Alipay and WeChat, China’s largest payment options, opened their services for foreign credit card holders, and it was about time too, says Shanghai-based business analyst Shaun Rein, author of the bestseller The War for China’s Wallet: Profiting from New World Order to the South China Morning Post.
Category Archives: Tencent
Marketing expert Ashley Dudarenok is enthusiastic about the announcement of Alipay to open up for tourists visiting China, followed shortly by a similar move by WeChat. On her vlog, she explains how visitors without a Chinese bank account can now use Aliba. Details on WeChat were not yet known at the moment of recording.
Marketing expert Ashley Dudarenok dives into the fast-changing landscape of China’s internet, especially Bytedance. The relative newcomer has become an established player next to the old trinity of Baidu, Alibaba, and Tencent (BAT). She looks at some of Bytedance’s major operations: Jinri Toutiao and Douyin, and Bytebance’s international expansion for Asia Times.
Tencent’s WeChat and its mini-programs are still very much in the expansion mode, says WeChat expert Matthew Brennan, even though two out of three Chinese use the tool, he tells the Asia Nikkei Review.
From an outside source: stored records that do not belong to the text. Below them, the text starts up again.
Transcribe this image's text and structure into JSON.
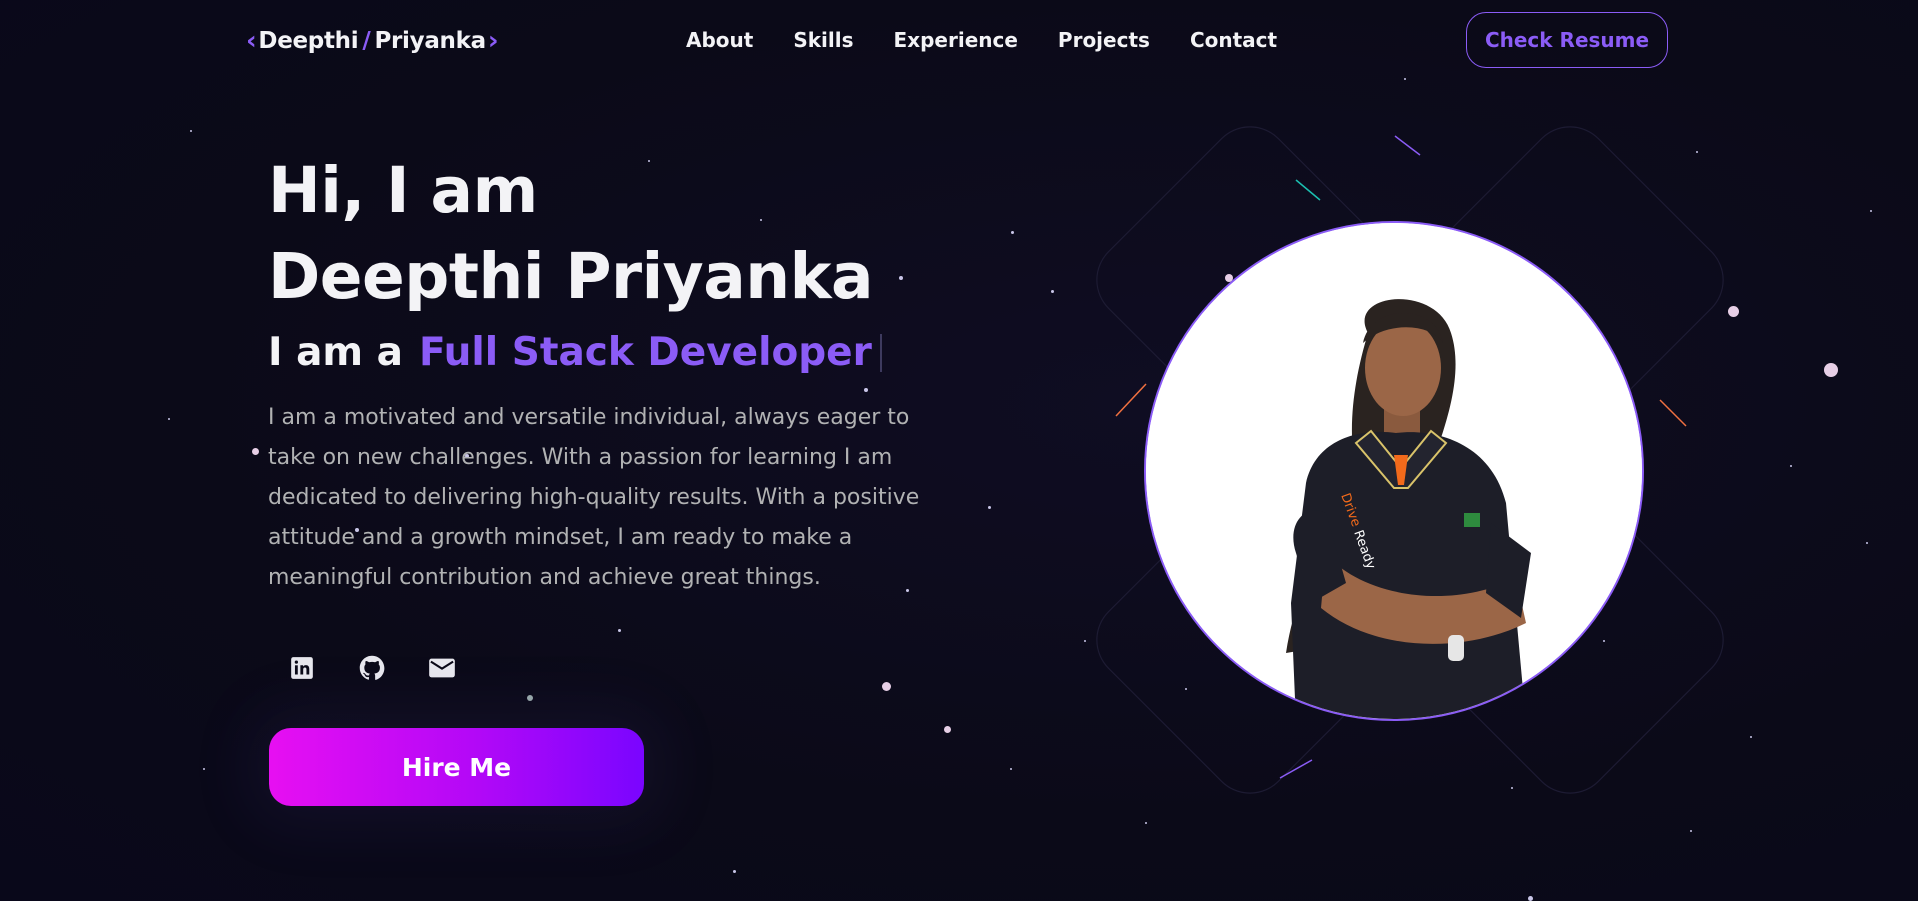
{
  "nav": {
    "logo": {
      "left": "Deepthi",
      "slash": "/",
      "right": "Priyanka"
    },
    "links": [
      "About",
      "Skills",
      "Experience",
      "Projects",
      "Contact"
    ],
    "resume_label": "Check Resume"
  },
  "hero": {
    "greeting_line1": "Hi, I am",
    "greeting_line2": "Deepthi Priyanka",
    "role_prefix": "I am a",
    "role_accent": "Full Stack Developer",
    "description": "I am a motivated and versatile individual, always eager to take on new challenges. With a passion for learning I am dedicated to delivering high-quality results. With a positive attitude and a growth mindset, I am ready to make a meaningful contribution and achieve great things.",
    "socials": [
      "linkedin-icon",
      "github-icon",
      "mail-icon"
    ],
    "hire_label": "Hire Me"
  },
  "profile_image": {
    "alt": "profile-photo"
  },
  "colors": {
    "background": "#0b0a18",
    "accent": "#8b5cf6",
    "button_gradient_start": "#e70ff2",
    "button_gradient_end": "#7a05ff",
    "text_primary": "#f3f3f6",
    "text_secondary": "#b1b2b3"
  }
}
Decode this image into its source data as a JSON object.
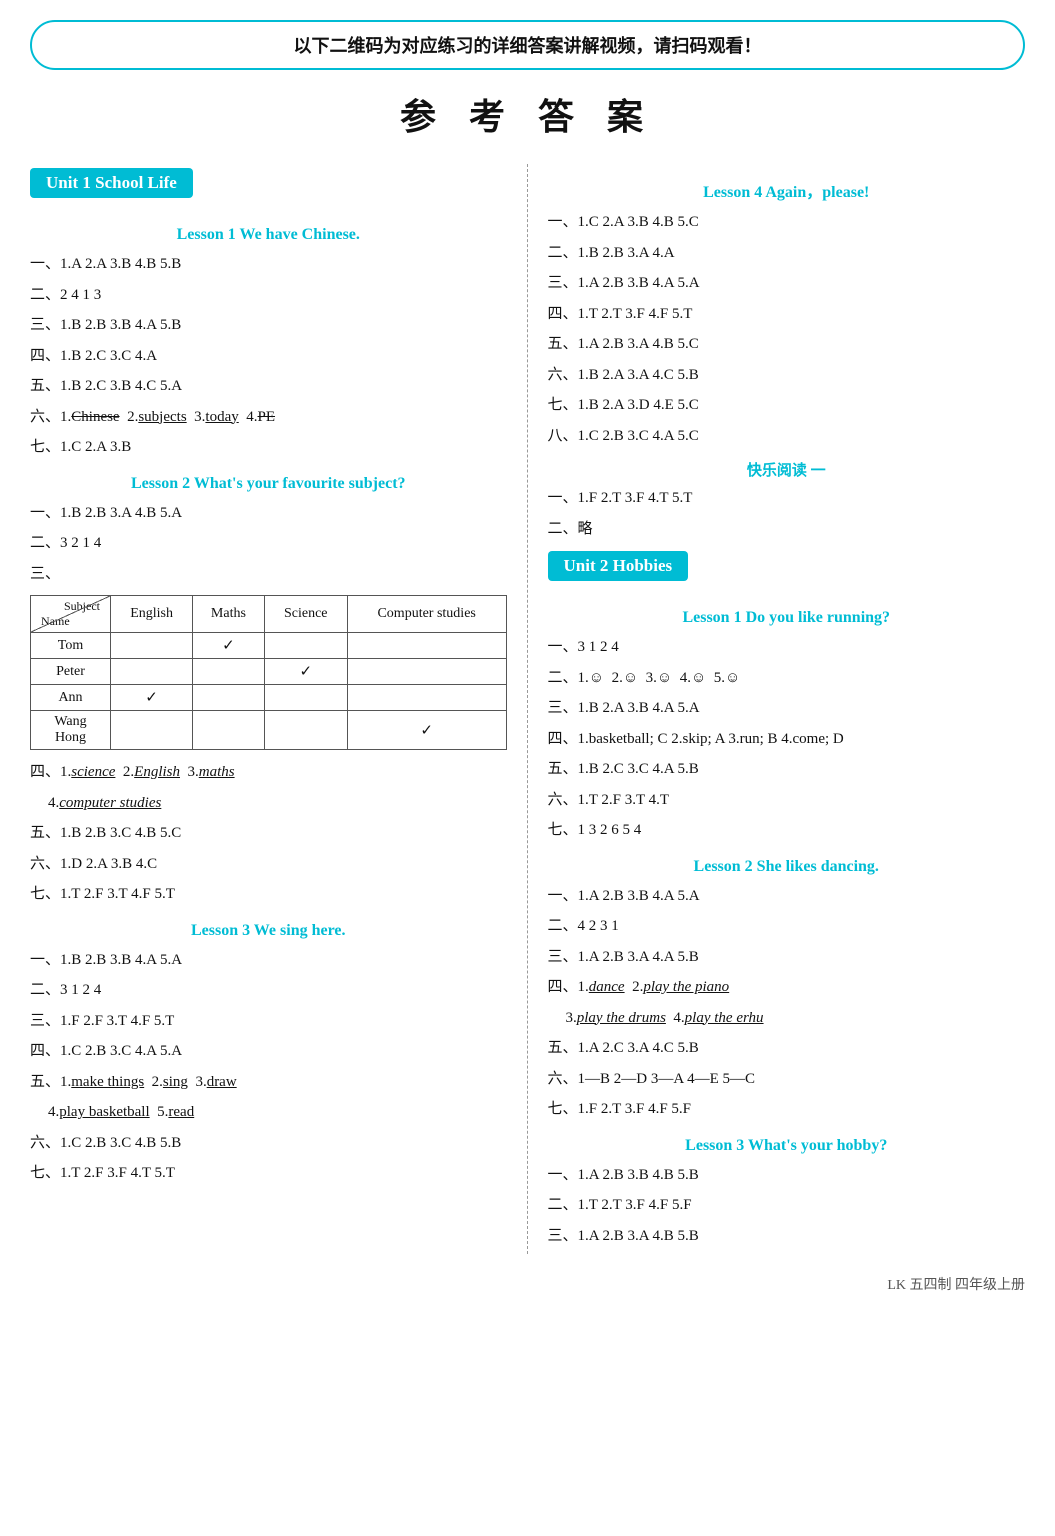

New retail is changing the mindset of both the Chinese consumers and the retailers, writes marketing expert Ashley Dudarenok. Some brands are finally getting the idea, but for traditional retailers, there is still a lot of work to be done, she says in the China Economic Review.
In China, the internet is the economy. SOSV managing director William Bao Bean explains how international firms can enter the China market. With magic information on how Tencent and their WeChat dominate the playing field, and how you can win that war. And how Chinese companies are conquering the world.
Mobile has become a key tool, even to buy food on the street. Business analyst Shaun Rein takes NBC’s Richard Engel shopping, even to Alibaba, the front running when it comes to the new retail. How China equals the Post Second World years in the US.
Tech companies in China became big by asking their workers to make long hours, 996 in jargon. But those days are over says business analyst Shaun Rein to CBS. Not only is it illegal to let people work those long hours, but qualified workers also leave their jobs, because they want to have a life next to their work too.
Investor Jim Rogers tried to buy an ice-cream in Beijing but discovered you cannot buy it for money, you need a mobile. Alibaba and Tencent have become giant technology firms that have changed day-to-day life.
Workers in China’s tech industry have been fighting the long work hours they make, the 996 – nine to nine working, six days a week. It’s difficult, admits William Bao Bean, managing director of startup accelerators Chinaccelerator and MOX, in the Asia Nikkei. The art for leaders at startups is motivating their teams.